START INPUT MATERIAL

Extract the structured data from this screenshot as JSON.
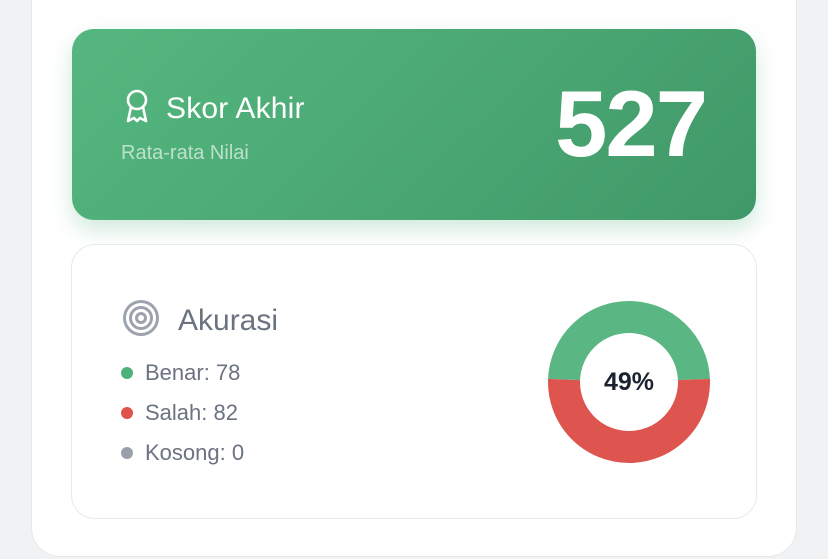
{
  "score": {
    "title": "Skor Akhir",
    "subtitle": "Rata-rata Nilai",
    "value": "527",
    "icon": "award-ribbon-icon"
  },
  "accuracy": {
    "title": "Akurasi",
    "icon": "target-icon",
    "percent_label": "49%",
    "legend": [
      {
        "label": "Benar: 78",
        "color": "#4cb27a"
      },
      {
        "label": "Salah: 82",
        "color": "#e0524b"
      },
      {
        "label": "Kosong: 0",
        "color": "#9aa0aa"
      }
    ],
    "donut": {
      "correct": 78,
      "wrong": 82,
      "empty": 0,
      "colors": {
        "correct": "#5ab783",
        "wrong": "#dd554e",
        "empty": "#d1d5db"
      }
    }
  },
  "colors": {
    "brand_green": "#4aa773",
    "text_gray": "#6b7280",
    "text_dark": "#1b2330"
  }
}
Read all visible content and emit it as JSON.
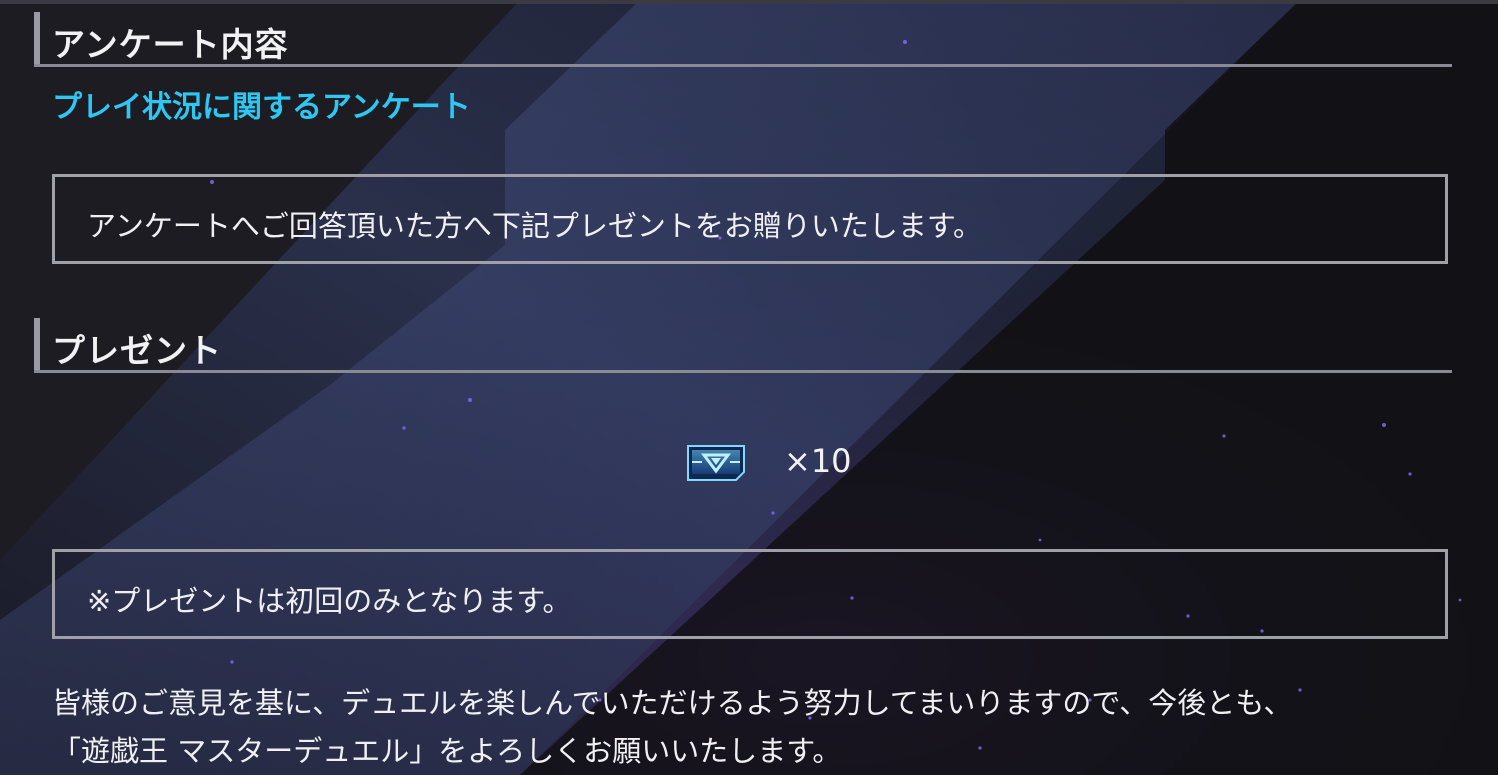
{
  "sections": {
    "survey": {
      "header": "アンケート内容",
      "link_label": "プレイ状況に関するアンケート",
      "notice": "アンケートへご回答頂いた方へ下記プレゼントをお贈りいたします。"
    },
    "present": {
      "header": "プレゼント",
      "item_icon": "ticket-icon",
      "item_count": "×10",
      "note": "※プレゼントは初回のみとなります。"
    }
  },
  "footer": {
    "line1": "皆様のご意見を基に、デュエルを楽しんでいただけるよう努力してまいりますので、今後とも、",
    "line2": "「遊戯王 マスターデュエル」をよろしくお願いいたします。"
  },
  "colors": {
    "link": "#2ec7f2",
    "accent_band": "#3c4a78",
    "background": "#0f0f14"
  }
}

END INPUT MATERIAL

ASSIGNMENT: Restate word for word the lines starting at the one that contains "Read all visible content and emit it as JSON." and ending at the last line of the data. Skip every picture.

WRITTEN ANSWER:
Read all visible content and emit it as JSON.
{
  "sections": {
    "survey": {
      "header": "アンケート内容",
      "link_label": "プレイ状況に関するアンケート",
      "notice": "アンケートへご回答頂いた方へ下記プレゼントをお贈りいたします。"
    },
    "present": {
      "header": "プレゼント",
      "item_icon": "ticket-icon",
      "item_count": "×10",
      "note": "※プレゼントは初回のみとなります。"
    }
  },
  "footer": {
    "line1": "皆様のご意見を基に、デュエルを楽しんでいただけるよう努力してまいりますので、今後とも、",
    "line2": "「遊戯王 マスターデュエル」をよろしくお願いいたします。"
  },
  "colors": {
    "link": "#2ec7f2",
    "accent_band": "#3c4a78",
    "background": "#0f0f14"
  }
}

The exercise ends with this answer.